An exact copy of all the records is the expected answer.
[PROVIDED RECORDS — start]
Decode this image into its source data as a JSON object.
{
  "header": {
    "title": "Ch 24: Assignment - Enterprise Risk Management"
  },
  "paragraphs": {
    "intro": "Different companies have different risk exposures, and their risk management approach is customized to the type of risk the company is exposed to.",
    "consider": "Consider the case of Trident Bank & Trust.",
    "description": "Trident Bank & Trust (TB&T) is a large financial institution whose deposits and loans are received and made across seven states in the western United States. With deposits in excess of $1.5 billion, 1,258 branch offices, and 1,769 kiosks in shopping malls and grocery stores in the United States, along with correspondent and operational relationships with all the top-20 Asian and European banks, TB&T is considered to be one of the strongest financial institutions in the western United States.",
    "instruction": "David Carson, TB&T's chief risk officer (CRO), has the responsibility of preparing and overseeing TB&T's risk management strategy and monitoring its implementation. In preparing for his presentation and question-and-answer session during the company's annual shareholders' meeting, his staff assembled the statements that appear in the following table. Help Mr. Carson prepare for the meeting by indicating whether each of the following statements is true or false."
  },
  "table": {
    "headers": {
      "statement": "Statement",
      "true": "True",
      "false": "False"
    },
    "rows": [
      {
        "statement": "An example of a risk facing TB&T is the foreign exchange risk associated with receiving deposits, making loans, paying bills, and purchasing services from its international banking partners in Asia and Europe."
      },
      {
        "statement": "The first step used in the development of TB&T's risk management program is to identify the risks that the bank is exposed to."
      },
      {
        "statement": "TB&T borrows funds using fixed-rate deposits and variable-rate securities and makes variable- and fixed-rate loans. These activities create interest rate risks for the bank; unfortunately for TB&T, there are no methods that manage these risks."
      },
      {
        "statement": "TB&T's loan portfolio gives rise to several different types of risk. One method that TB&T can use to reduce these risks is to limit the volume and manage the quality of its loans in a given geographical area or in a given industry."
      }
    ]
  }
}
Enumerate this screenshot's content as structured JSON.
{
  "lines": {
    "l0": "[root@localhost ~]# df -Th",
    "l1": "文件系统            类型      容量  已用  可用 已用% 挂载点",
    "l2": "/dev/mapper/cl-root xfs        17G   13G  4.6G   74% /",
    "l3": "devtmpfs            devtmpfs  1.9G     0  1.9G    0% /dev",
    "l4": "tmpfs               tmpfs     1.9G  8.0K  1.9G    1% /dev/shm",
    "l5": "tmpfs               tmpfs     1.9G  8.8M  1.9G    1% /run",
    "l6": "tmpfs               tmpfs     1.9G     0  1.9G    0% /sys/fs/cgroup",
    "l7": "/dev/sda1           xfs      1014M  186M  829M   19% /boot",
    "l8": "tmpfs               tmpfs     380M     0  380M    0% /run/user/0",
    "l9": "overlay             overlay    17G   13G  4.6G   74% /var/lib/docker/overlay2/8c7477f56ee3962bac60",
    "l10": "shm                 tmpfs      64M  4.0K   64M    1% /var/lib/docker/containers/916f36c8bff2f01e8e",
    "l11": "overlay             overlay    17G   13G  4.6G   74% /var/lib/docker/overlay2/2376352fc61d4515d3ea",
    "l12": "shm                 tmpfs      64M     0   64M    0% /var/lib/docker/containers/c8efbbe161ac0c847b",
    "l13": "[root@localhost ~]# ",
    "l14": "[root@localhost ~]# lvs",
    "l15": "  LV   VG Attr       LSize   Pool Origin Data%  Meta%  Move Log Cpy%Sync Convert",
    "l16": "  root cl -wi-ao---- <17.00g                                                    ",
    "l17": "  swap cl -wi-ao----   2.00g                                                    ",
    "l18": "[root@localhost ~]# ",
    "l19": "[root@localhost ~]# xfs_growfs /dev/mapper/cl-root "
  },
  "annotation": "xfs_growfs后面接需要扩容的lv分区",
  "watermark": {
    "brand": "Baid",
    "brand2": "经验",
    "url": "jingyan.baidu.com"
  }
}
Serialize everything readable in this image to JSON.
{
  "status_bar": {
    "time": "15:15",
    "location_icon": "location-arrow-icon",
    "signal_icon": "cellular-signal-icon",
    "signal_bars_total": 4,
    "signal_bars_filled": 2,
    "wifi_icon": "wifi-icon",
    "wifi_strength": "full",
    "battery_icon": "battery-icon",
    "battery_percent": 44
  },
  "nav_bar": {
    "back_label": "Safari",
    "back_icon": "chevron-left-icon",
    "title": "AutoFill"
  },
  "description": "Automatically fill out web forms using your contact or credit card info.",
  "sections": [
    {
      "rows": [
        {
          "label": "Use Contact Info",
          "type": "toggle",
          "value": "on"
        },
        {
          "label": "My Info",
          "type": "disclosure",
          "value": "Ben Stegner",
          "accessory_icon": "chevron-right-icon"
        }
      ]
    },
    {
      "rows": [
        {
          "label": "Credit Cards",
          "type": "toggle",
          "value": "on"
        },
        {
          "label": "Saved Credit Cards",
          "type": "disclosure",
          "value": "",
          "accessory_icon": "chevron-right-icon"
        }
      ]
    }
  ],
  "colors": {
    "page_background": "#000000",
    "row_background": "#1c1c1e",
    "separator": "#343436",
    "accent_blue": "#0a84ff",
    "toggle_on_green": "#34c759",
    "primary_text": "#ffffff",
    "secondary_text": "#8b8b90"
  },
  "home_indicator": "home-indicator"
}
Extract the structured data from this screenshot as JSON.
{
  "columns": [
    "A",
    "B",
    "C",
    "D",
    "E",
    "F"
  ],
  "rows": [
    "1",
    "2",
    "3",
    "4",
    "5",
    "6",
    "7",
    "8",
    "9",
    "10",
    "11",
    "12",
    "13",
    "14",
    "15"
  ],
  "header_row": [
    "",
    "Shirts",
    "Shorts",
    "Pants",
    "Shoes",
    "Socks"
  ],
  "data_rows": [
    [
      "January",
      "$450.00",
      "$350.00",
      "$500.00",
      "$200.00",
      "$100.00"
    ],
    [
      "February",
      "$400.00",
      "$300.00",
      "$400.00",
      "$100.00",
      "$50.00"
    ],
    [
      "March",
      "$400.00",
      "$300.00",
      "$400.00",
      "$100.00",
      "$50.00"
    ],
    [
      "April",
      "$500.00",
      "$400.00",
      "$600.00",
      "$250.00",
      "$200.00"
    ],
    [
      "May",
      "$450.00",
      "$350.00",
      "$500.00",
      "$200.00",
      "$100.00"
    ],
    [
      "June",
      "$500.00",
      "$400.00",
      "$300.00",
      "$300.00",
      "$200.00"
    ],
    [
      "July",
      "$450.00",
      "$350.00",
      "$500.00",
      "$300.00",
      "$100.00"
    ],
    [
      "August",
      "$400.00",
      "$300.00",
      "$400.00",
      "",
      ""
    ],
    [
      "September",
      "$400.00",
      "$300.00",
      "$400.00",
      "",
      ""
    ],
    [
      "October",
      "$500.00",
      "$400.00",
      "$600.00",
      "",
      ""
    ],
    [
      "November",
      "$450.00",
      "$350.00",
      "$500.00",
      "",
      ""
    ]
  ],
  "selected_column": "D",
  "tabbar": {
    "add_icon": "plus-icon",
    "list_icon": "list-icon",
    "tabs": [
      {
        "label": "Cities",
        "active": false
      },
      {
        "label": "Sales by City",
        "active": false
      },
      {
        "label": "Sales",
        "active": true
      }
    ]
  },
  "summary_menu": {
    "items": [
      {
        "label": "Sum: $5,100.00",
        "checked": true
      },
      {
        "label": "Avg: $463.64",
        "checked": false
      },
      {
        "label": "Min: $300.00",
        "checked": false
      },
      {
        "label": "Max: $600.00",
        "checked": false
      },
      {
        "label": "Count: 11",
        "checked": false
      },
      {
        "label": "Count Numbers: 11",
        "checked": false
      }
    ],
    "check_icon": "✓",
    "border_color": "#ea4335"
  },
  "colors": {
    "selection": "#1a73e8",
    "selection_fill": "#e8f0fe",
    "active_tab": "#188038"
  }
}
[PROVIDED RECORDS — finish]
TASK RESPONSE:
Decode this image into its source data as a JSON object.
{
  "header": {
    "title": "Ch 24: Assignment - Enterprise Risk Management"
  },
  "paragraphs": {
    "intro": "Different companies have different risk exposures, and their risk management approach is customized to the type of risk the company is exposed to.",
    "consider": "Consider the case of Trident Bank & Trust.",
    "description": "Trident Bank & Trust (TB&T) is a large financial institution whose deposits and loans are received and made across seven states in the western United States. With deposits in excess of $1.5 billion, 1,258 branch offices, and 1,769 kiosks in shopping malls and grocery stores in the United States, along with correspondent and operational relationships with all the top-20 Asian and European banks, TB&T is considered to be one of the strongest financial institutions in the western United States.",
    "instruction": "David Carson, TB&T's chief risk officer (CRO), has the responsibility of preparing and overseeing TB&T's risk management strategy and monitoring its implementation. In preparing for his presentation and question-and-answer session during the company's annual shareholders' meeting, his staff assembled the statements that appear in the following table. Help Mr. Carson prepare for the meeting by indicating whether each of the following statements is true or false."
  },
  "table": {
    "headers": {
      "statement": "Statement",
      "true": "True",
      "false": "False"
    },
    "rows": [
      {
        "statement": "An example of a risk facing TB&T is the foreign exchange risk associated with receiving deposits, making loans, paying bills, and purchasing services from its international banking partners in Asia and Europe."
      },
      {
        "statement": "The first step used in the development of TB&T's risk management program is to identify the risks that the bank is exposed to."
      },
      {
        "statement": "TB&T borrows funds using fixed-rate deposits and variable-rate securities and makes variable- and fixed-rate loans. These activities create interest rate risks for the bank; unfortunately for TB&T, there are no methods that manage these risks."
      },
      {
        "statement": "TB&T's loan portfolio gives rise to several different types of risk. One method that TB&T can use to reduce these risks is to limit the volume and manage the quality of its loans in a given geographical area or in a given industry."
      }
    ]
  }
}
Enumerate this screenshot's content as structured JSON.
{
  "lines": {
    "l0": "[root@localhost ~]# df -Th",
    "l1": "文件系统            类型      容量  已用  可用 已用% 挂载点",
    "l2": "/dev/mapper/cl-root xfs        17G   13G  4.6G   74% /",
    "l3": "devtmpfs            devtmpfs  1.9G     0  1.9G    0% /dev",
    "l4": "tmpfs               tmpfs     1.9G  8.0K  1.9G    1% /dev/shm",
    "l5": "tmpfs               tmpfs     1.9G  8.8M  1.9G    1% /run",
    "l6": "tmpfs               tmpfs     1.9G     0  1.9G    0% /sys/fs/cgroup",
    "l7": "/dev/sda1           xfs      1014M  186M  829M   19% /boot",
    "l8": "tmpfs               tmpfs     380M     0  380M    0% /run/user/0",
    "l9": "overlay             overlay    17G   13G  4.6G   74% /var/lib/docker/overlay2/8c7477f56ee3962bac60",
    "l10": "shm                 tmpfs      64M  4.0K   64M    1% /var/lib/docker/containers/916f36c8bff2f01e8e",
    "l11": "overlay             overlay    17G   13G  4.6G   74% /var/lib/docker/overlay2/2376352fc61d4515d3ea",
    "l12": "shm                 tmpfs      64M     0   64M    0% /var/lib/docker/containers/c8efbbe161ac0c847b",
    "l13": "[root@localhost ~]# ",
    "l14": "[root@localhost ~]# lvs",
    "l15": "  LV   VG Attr       LSize   Pool Origin Data%  Meta%  Move Log Cpy%Sync Convert",
    "l16": "  root cl -wi-ao---- <17.00g                                                    ",
    "l17": "  swap cl -wi-ao----   2.00g                                                    ",
    "l18": "[root@localhost ~]# ",
    "l19": "[root@localhost ~]# xfs_growfs /dev/mapper/cl-root "
  },
  "annotation": "xfs_growfs后面接需要扩容的lv分区",
  "watermark": {
    "brand": "Baid",
    "brand2": "经验",
    "url": "jingyan.baidu.com"
  }
}
Serialize everything readable in this image to JSON.
{
  "status_bar": {
    "time": "15:15",
    "location_icon": "location-arrow-icon",
    "signal_icon": "cellular-signal-icon",
    "signal_bars_total": 4,
    "signal_bars_filled": 2,
    "wifi_icon": "wifi-icon",
    "wifi_strength": "full",
    "battery_icon": "battery-icon",
    "battery_percent": 44
  },
  "nav_bar": {
    "back_label": "Safari",
    "back_icon": "chevron-left-icon",
    "title": "AutoFill"
  },
  "description": "Automatically fill out web forms using your contact or credit card info.",
  "sections": [
    {
      "rows": [
        {
          "label": "Use Contact Info",
          "type": "toggle",
          "value": "on"
        },
        {
          "label": "My Info",
          "type": "disclosure",
          "value": "Ben Stegner",
          "accessory_icon": "chevron-right-icon"
        }
      ]
    },
    {
      "rows": [
        {
          "label": "Credit Cards",
          "type": "toggle",
          "value": "on"
        },
        {
          "label": "Saved Credit Cards",
          "type": "disclosure",
          "value": "",
          "accessory_icon": "chevron-right-icon"
        }
      ]
    }
  ],
  "colors": {
    "page_background": "#000000",
    "row_background": "#1c1c1e",
    "separator": "#343436",
    "accent_blue": "#0a84ff",
    "toggle_on_green": "#34c759",
    "primary_text": "#ffffff",
    "secondary_text": "#8b8b90"
  },
  "home_indicator": "home-indicator"
}
Extract the structured data from this screenshot as JSON.
{
  "columns": [
    "A",
    "B",
    "C",
    "D",
    "E",
    "F"
  ],
  "rows": [
    "1",
    "2",
    "3",
    "4",
    "5",
    "6",
    "7",
    "8",
    "9",
    "10",
    "11",
    "12",
    "13",
    "14",
    "15"
  ],
  "header_row": [
    "",
    "Shirts",
    "Shorts",
    "Pants",
    "Shoes",
    "Socks"
  ],
  "data_rows": [
    [
      "January",
      "$450.00",
      "$350.00",
      "$500.00",
      "$200.00",
      "$100.00"
    ],
    [
      "February",
      "$400.00",
      "$300.00",
      "$400.00",
      "$100.00",
      "$50.00"
    ],
    [
      "March",
      "$400.00",
      "$300.00",
      "$400.00",
      "$100.00",
      "$50.00"
    ],
    [
      "April",
      "$500.00",
      "$400.00",
      "$600.00",
      "$250.00",
      "$200.00"
    ],
    [
      "May",
      "$450.00",
      "$350.00",
      "$500.00",
      "$200.00",
      "$100.00"
    ],
    [
      "June",
      "$500.00",
      "$400.00",
      "$300.00",
      "$300.00",
      "$200.00"
    ],
    [
      "July",
      "$450.00",
      "$350.00",
      "$500.00",
      "$300.00",
      "$100.00"
    ],
    [
      "August",
      "$400.00",
      "$300.00",
      "$400.00",
      "",
      ""
    ],
    [
      "September",
      "$400.00",
      "$300.00",
      "$400.00",
      "",
      ""
    ],
    [
      "October",
      "$500.00",
      "$400.00",
      "$600.00",
      "",
      ""
    ],
    [
      "November",
      "$450.00",
      "$350.00",
      "$500.00",
      "",
      ""
    ]
  ],
  "selected_column": "D",
  "tabbar": {
    "add_icon": "plus-icon",
    "list_icon": "list-icon",
    "tabs": [
      {
        "label": "Cities",
        "active": false
      },
      {
        "label": "Sales by City",
        "active": false
      },
      {
        "label": "Sales",
        "active": true
      }
    ]
  },
  "summary_menu": {
    "items": [
      {
        "label": "Sum: $5,100.00",
        "checked": true
      },
      {
        "label": "Avg: $463.64",
        "checked": false
      },
      {
        "label": "Min: $300.00",
        "checked": false
      },
      {
        "label": "Max: $600.00",
        "checked": false
      },
      {
        "label": "Count: 11",
        "checked": false
      },
      {
        "label": "Count Numbers: 11",
        "checked": false
      }
    ],
    "check_icon": "✓",
    "border_color": "#ea4335"
  },
  "colors": {
    "selection": "#1a73e8",
    "selection_fill": "#e8f0fe",
    "active_tab": "#188038"
  }
}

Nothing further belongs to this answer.